For Faculty + Staff
Whether it’s a map of the campus or a link to employee perks, you’ve got it here.
A+A and Technology
- Map of the Art + Architecture Building, download the college’s app, managed by Dean’s Student Advisory Council
- Printing Instructions
- How to reserve a room in the A+A
College Resources + News + Events
UT Maps + Parking
- Finance + Administration Policies and Procedures
- Academic Policies and Procedures
Branding, Logo Use, Digital Media Expectations
This is an abbreviated list of guidelines for using the university and college/school logos correctly. All of the guidelines are important and should be reviewed and followed. Guidelines, as well as logos, templates, etc., are located in the Faculty-Staff folder on our server.
Briefly put, don’t alter any UT logo in any way outside of the approved variations.
- We have several logos from which to choose, and each has several variations: University, university with tagline, college, college shortcut, school (unit), unit shortcut.
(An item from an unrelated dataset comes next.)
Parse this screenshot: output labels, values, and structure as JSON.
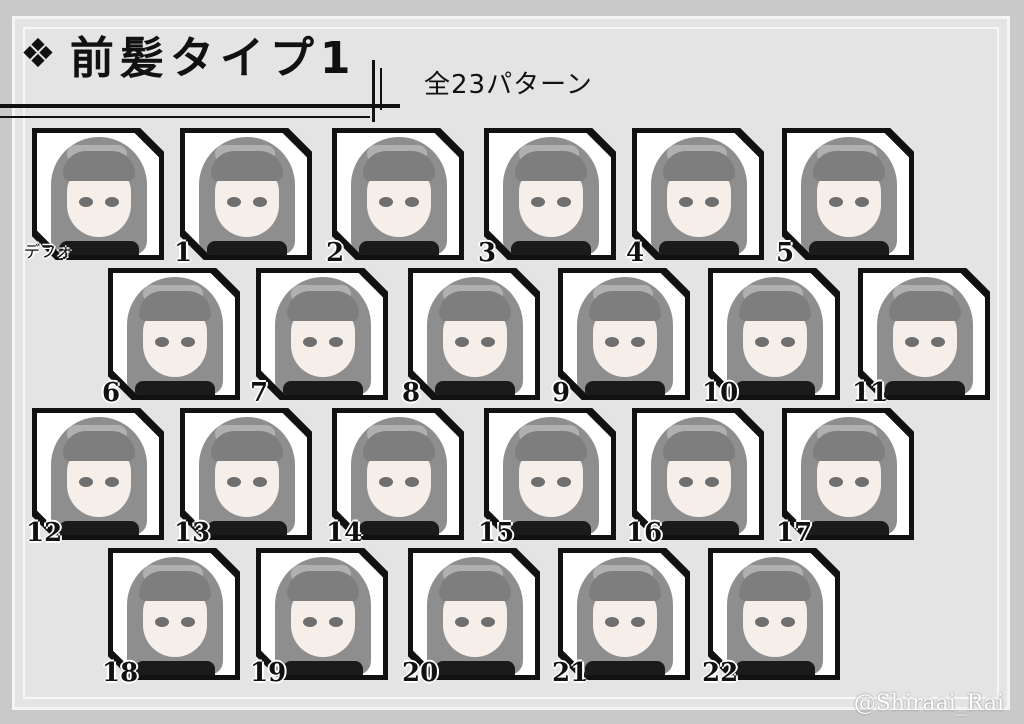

- The university prefers use of the centered university logo when a university logo is used.
- Wordmark (words under the icon block—power T) are Smokey Gray, not black.
- The wordmark should never stand alone.
- The icon block (Power T) cannot stand alone on letterhead; it can stand alone on websites, social media, e-mail templates and mobile apps.
- Clear space is necessary around the logo. Sufficient clear space is equivalent to the height and width of the icon block.
- Each logo has a minimum size, which is measured by the height of the logo. Refer to the guidelines document on the server.
- A logo should be present on all official communication from the university/college/school.
- For direction on color, use, color variations and more, refer to the guidelines document.
For questions about logo use, please email Amanda Johnson or call her at 974-6401.
Digital Media Expectations
We celebrate free speech and encourage our students, faculty, staff and others to communicate about the college. Our digital media expectations are pretty simple:
When communicating for and about the college, we expect our students, staff, faculty and others associated with the college to communicate with the Volunteer Values of respect, accuracy, decency and civility. Disrespectful, inaccurate, indecent and cruel communications misrepresent the college, what we stand for and the good work we do.